The TEM laboratory is also fitted with a range of image processing and calculation softwares, including Desktop Microscopist for diffraction pattern analysis and calculation, MacTempas for high-resolution TEM images and dynamical electron diffraction calculation, Crystal Maker for crystallographic modeling, Feff 8 for ELNES calculation.

Sample Preparation and Handling

The TEM laboratory is fully equipped with the standard thin-section preparation facilities:

Individuals who wish to use this instrument independently must have previous experience using a TEM.

Among others, this instrument has been used by EMSL researchers in the following collaborative external research activities:

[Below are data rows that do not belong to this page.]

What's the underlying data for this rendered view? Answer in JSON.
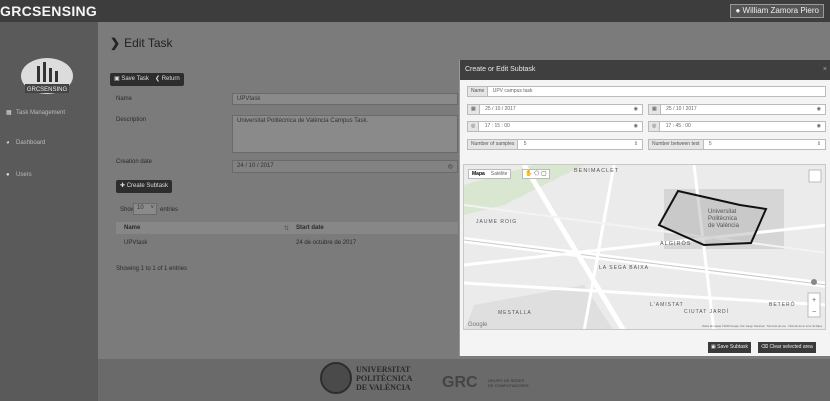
{
  "app": {
    "brand": "GRCSENSING",
    "user_name": "William Zamora Piero"
  },
  "sidebar": {
    "logo_text": "GRCSENSING",
    "items": [
      {
        "label": "Task Management"
      },
      {
        "label": "Dashboard"
      },
      {
        "label": "Users"
      }
    ]
  },
  "page": {
    "title": "Edit Task"
  },
  "toolbar": {
    "save_label": "Save Task",
    "return_label": "Return"
  },
  "form": {
    "name_label": "Name",
    "name_value": "UPVtask",
    "description_label": "Description",
    "description_value": "Universitat Politècnica de València Campus Task.",
    "creation_date_label": "Creation date",
    "creation_date_value": "24 / 10 / 2017"
  },
  "subtasks": {
    "create_label": "Create Subtask",
    "show_label": "Show",
    "entries_count": "10",
    "entries_label": "entries",
    "columns": [
      "Name",
      "Start date"
    ],
    "rows": [
      {
        "name": "UPVtask",
        "start_date": "24 de octubre de 2017"
      }
    ],
    "summary": "Showing 1 to 1 of 1 entries"
  },
  "modal": {
    "title": "Create or Edit Subtask",
    "close": "×",
    "name_label": "Name",
    "name_value": "UPV campus task",
    "start_date": "25 / 10 / 2017",
    "end_date": "25 / 10 / 2017",
    "start_time": "17 : 15 : 00",
    "end_time": "17 : 45 : 00",
    "samples_label": "Number of samples",
    "samples_value": "5",
    "between_label": "Number between test",
    "between_value": "5",
    "save_label": "Save Subtask",
    "clear_label": "Clear selected area"
  },
  "map": {
    "map_tab": "Mapa",
    "sat_tab": "Satélite",
    "places": [
      {
        "label": "BENIMACLET"
      },
      {
        "label": "Universitat Politècnica de València"
      },
      {
        "label": "ALGIRÓS"
      },
      {
        "label": "JAUME ROIG"
      },
      {
        "label": "LA SEGA BAIXA"
      },
      {
        "label": "MESTALLA"
      },
      {
        "label": "CIUTAT JARDÍ"
      },
      {
        "label": "L'AMISTAT"
      },
      {
        "label": "BETERÓ"
      },
      {
        "label": "Google"
      }
    ],
    "attribution": "Datos de mapas ©2018 Google, Inst. Geogr. Nacional · Términos de uso · Informar de un error de Maps"
  }
}
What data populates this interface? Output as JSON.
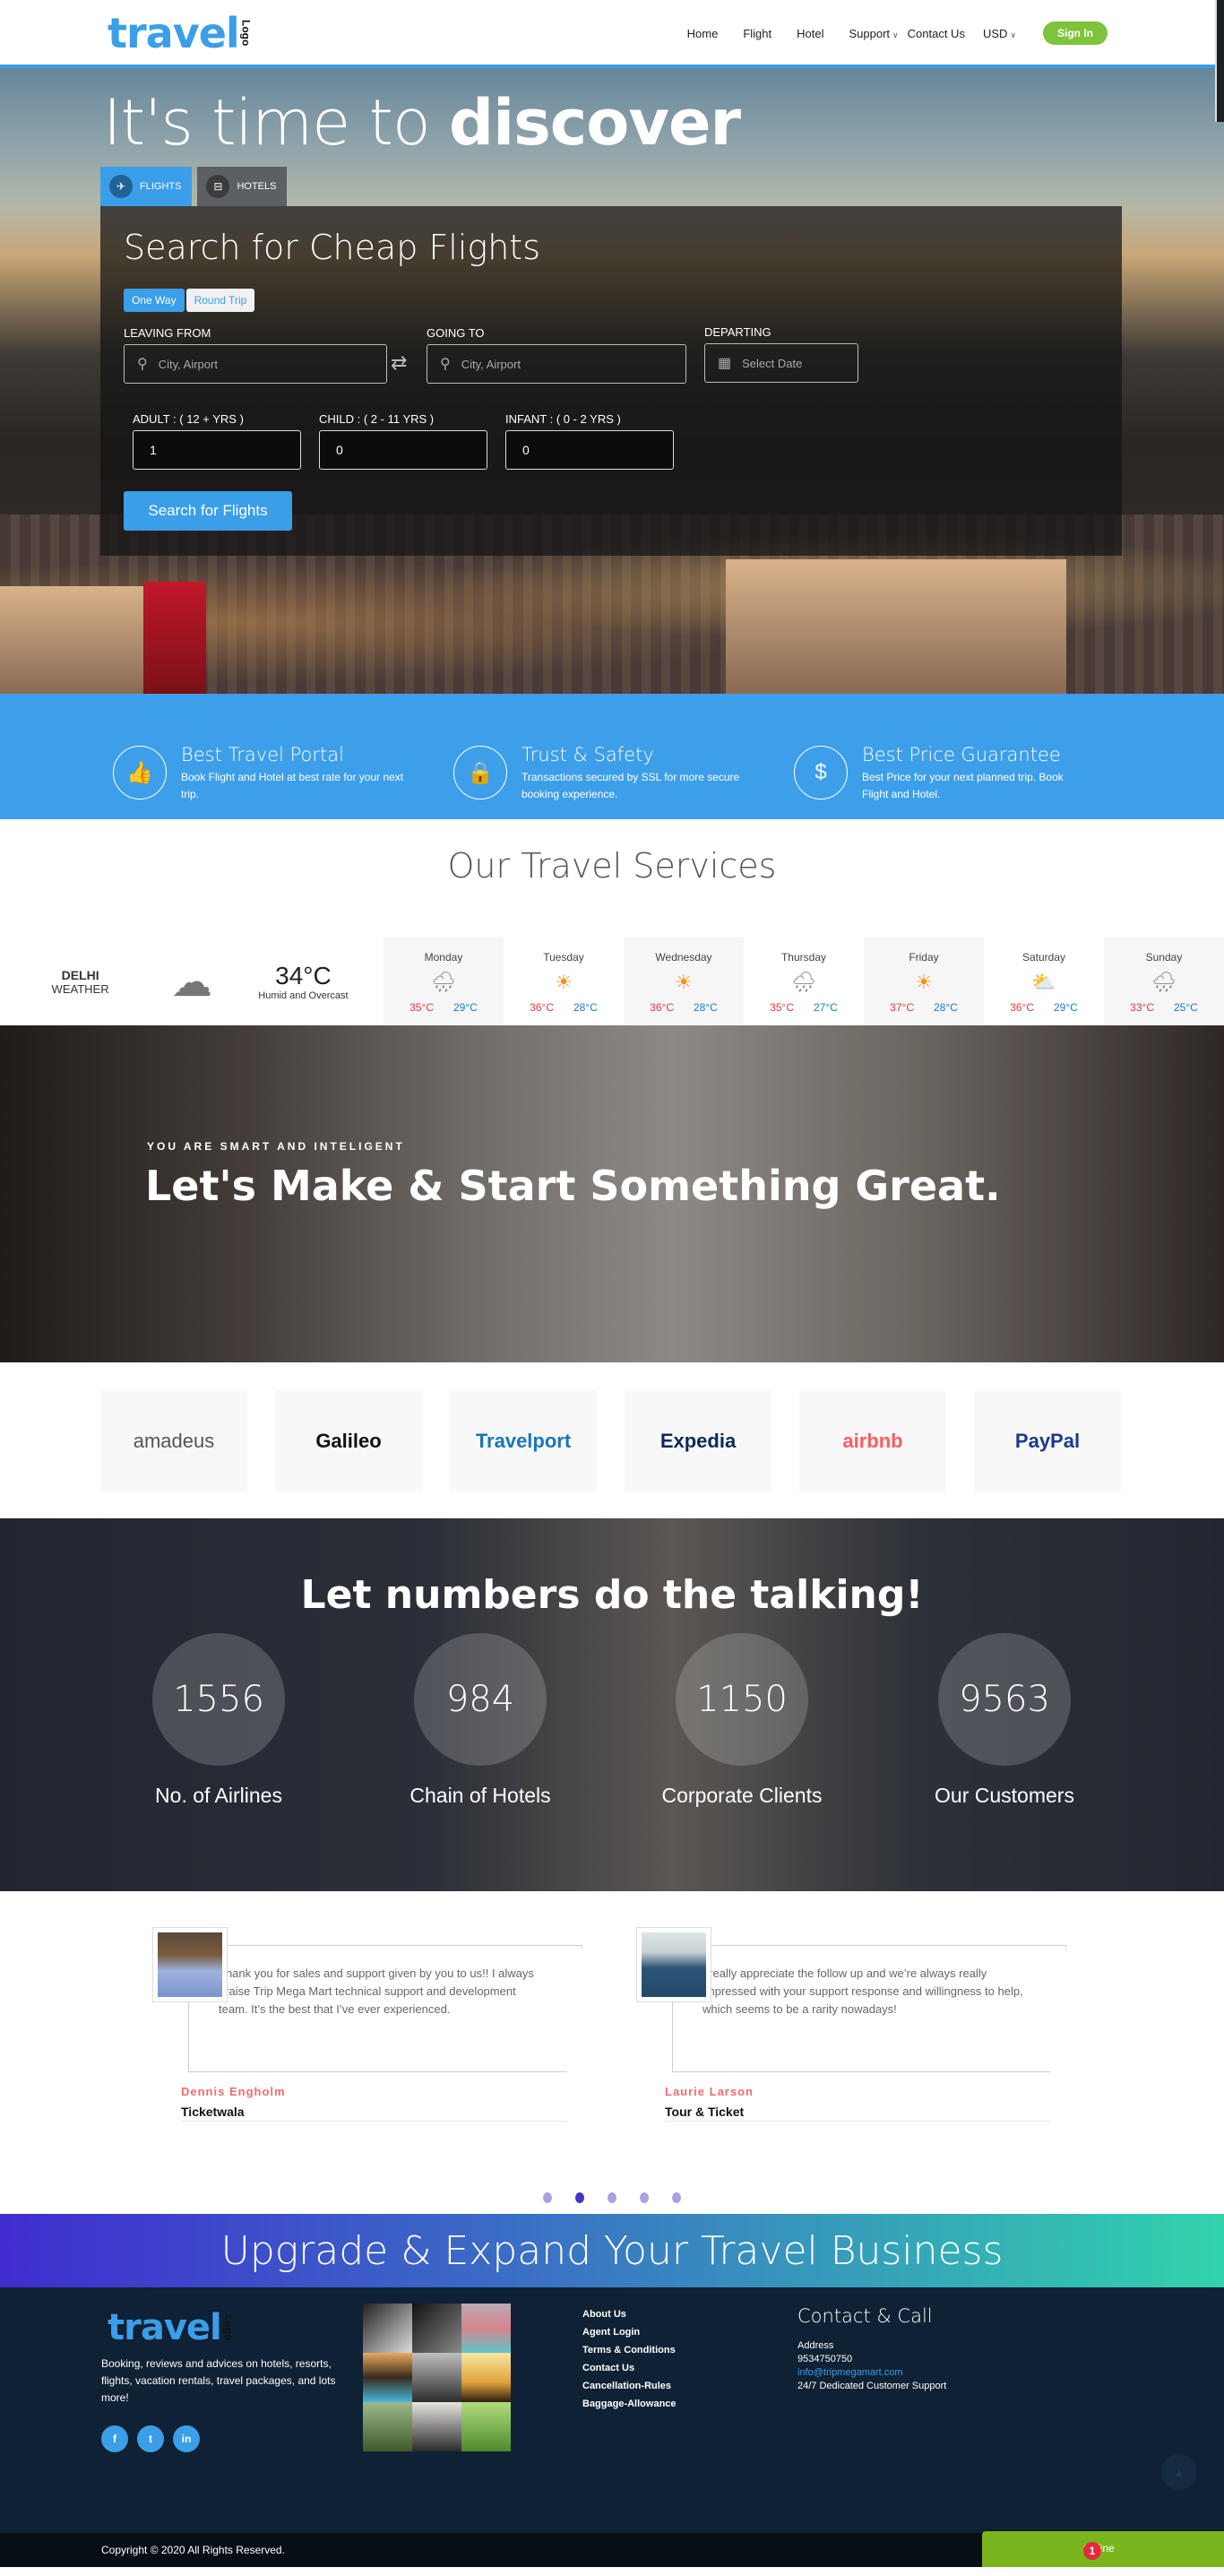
{
  "header": {
    "logo_word": "travel",
    "logo_tag": "Logo",
    "nav": [
      "Home",
      "Flight",
      "Hotel",
      "Support",
      "Contact Us",
      "USD"
    ],
    "signin_label": "Sign In"
  },
  "hero": {
    "title_light": "It's time to",
    "title_bold": "discover",
    "tabs": [
      {
        "label": "FLIGHTS",
        "icon": "plane-icon",
        "active": true
      },
      {
        "label": "HOTELS",
        "icon": "bed-icon",
        "active": false
      }
    ],
    "search": {
      "title": "Search for Cheap Flights",
      "trip_types": [
        "One Way",
        "Round Trip"
      ],
      "selected_trip": "One Way",
      "leaving_label": "LEAVING FROM",
      "leaving_placeholder": "City, Airport",
      "going_label": "GOING TO",
      "going_placeholder": "City, Airport",
      "departing_label": "DEPARTING",
      "departing_placeholder": "Select Date",
      "adult_label": "ADULT : ( 12 + YRS )",
      "adult_value": "1",
      "child_label": "CHILD : ( 2 - 11 YRS )",
      "child_value": "0",
      "infant_label": "INFANT : ( 0 - 2 YRS )",
      "infant_value": "0",
      "button_label": "Search for Flights"
    }
  },
  "features": [
    {
      "title": "Best Travel Portal",
      "text": "Book Flight and Hotel at best rate for your next trip.",
      "icon": "thumbs-up-icon",
      "glyph": "👍"
    },
    {
      "title": "Trust & Safety",
      "text": "Transactions secured by SSL for more secure booking experience.",
      "icon": "lock-icon",
      "glyph": "🔒"
    },
    {
      "title": "Best Price Guarantee",
      "text": "Best Price for your next planned trip. Book Flight and Hotel.",
      "icon": "dollar-icon",
      "glyph": "$"
    }
  ],
  "services_title": "Our Travel Services",
  "weather": {
    "city": "DELHI",
    "label": "WEATHER",
    "current_temp": "34°C",
    "condition": "Humid and Overcast",
    "days": [
      {
        "day": "Monday",
        "icon": "rain-cloud-icon",
        "glyph": "🌧",
        "hi": "35°C",
        "lo": "29°C"
      },
      {
        "day": "Tuesday",
        "icon": "sun-icon",
        "glyph": "☀",
        "hi": "36°C",
        "lo": "28°C"
      },
      {
        "day": "Wednesday",
        "icon": "sun-icon",
        "glyph": "☀",
        "hi": "36°C",
        "lo": "28°C"
      },
      {
        "day": "Thursday",
        "icon": "rain-cloud-icon",
        "glyph": "🌧",
        "hi": "35°C",
        "lo": "27°C"
      },
      {
        "day": "Friday",
        "icon": "sun-icon",
        "glyph": "☀",
        "hi": "37°C",
        "lo": "28°C"
      },
      {
        "day": "Saturday",
        "icon": "partly-cloudy-icon",
        "glyph": "⛅",
        "hi": "36°C",
        "lo": "29°C"
      },
      {
        "day": "Sunday",
        "icon": "rain-cloud-icon",
        "glyph": "🌧",
        "hi": "33°C",
        "lo": "25°C"
      }
    ]
  },
  "promo": {
    "subtitle": "YOU ARE SMART AND INTELIGENT",
    "title": "Let's Make & Start Something Great."
  },
  "partners": [
    {
      "name": "amadeus",
      "color": "#555555"
    },
    {
      "name": "Galileo",
      "color": "#111111"
    },
    {
      "name": "Travelport",
      "color": "#1b75bb"
    },
    {
      "name": "Expedia",
      "color": "#0b2a57"
    },
    {
      "name": "airbnb",
      "color": "#ff5a5f"
    },
    {
      "name": "PayPal",
      "color": "#1a3b8c"
    }
  ],
  "stats": {
    "title": "Let numbers do the talking!",
    "items": [
      {
        "value": "1556",
        "label": "No. of Airlines"
      },
      {
        "value": "984",
        "label": "Chain of Hotels"
      },
      {
        "value": "1150",
        "label": "Corporate Clients"
      },
      {
        "value": "9563",
        "label": "Our Customers"
      }
    ]
  },
  "testimonials": [
    {
      "quote": "Thank you for sales and support given by you to us!! I always praise Trip Mega Mart technical support and development team. It’s the best that I’ve ever experienced.",
      "name": "Dennis Engholm",
      "company": "Ticketwala"
    },
    {
      "quote": "I really appreciate the follow up and we’re always really impressed with your support response and willingness to help, which seems to be a rarity nowadays!",
      "name": "Laurie Larson",
      "company": "Tour & Ticket"
    }
  ],
  "carousel": {
    "count": 5,
    "active_index": 1
  },
  "upgrade_title": "Upgrade & Expand Your Travel Business",
  "footer": {
    "description": "Booking, reviews and advices on hotels, resorts, flights, vacation rentals, travel packages, and lots more!",
    "socials": [
      {
        "icon": "facebook-icon",
        "glyph": "f"
      },
      {
        "icon": "twitter-icon",
        "glyph": "t"
      },
      {
        "icon": "linkedin-icon",
        "glyph": "in"
      }
    ],
    "links": [
      "About Us",
      "Agent Login",
      "Terms & Conditions",
      "Contact Us",
      "Cancellation-Rules",
      "Baggage-Allowance"
    ],
    "contact_title": "Contact & Call",
    "address_label": "Address",
    "phone": "9534750750",
    "email": "info@tripmegamart.com",
    "support": "24/7 Dedicated Customer Support",
    "copyright": "Copyright © 2020 All Rights Reserved."
  },
  "chat": {
    "label": "Online",
    "badge": "1"
  },
  "colors": {
    "accent": "#3b9ee8",
    "signin": "#7dc33b",
    "footer_bg": "#0f2134",
    "chat": "#7ab51d",
    "name_red": "#f26b6b"
  }
}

  1. Syngas Conversion to Gasoline-Range Hydrocarbons over Pd/ZnO/Al2O3 and ZSM-5 Composite Catalyst System.
  2. In situ SEM and ToF-SIMS analysis of IgG conjugated gold nanoparticles at aqueous surfaces.
  3. Lithium Metal Anodes for Rechargeable Batteries.
  4. Characterization and modeling of the cemented sediment surrounding the Iulia Felix glass.
  5. Reduction Mechanism of Fluoroethylene Carbonate for Stable Solid–Electrolyte Interphase Film on Silicon Anode.
  1. Targeted strategies improve efficacy of enzymes to convert biomass to biofuels (Enzyme evaluation)
  2. Examining the core components of Arctic clouds to clear up their influence on climate (Forecast calls for better models)
  3. In silico, in vivo, in vitro approach opens doors for nanoparticle-based drug discovery (Model health)
  4. New knowledge about fungi biochemistry opens doors for better bioremediation options (Fungi clean up)
  5. Making fuel cells practical for large-scale commercial applications (Looking into the Atomic World of Fuel-Cell Catalysts)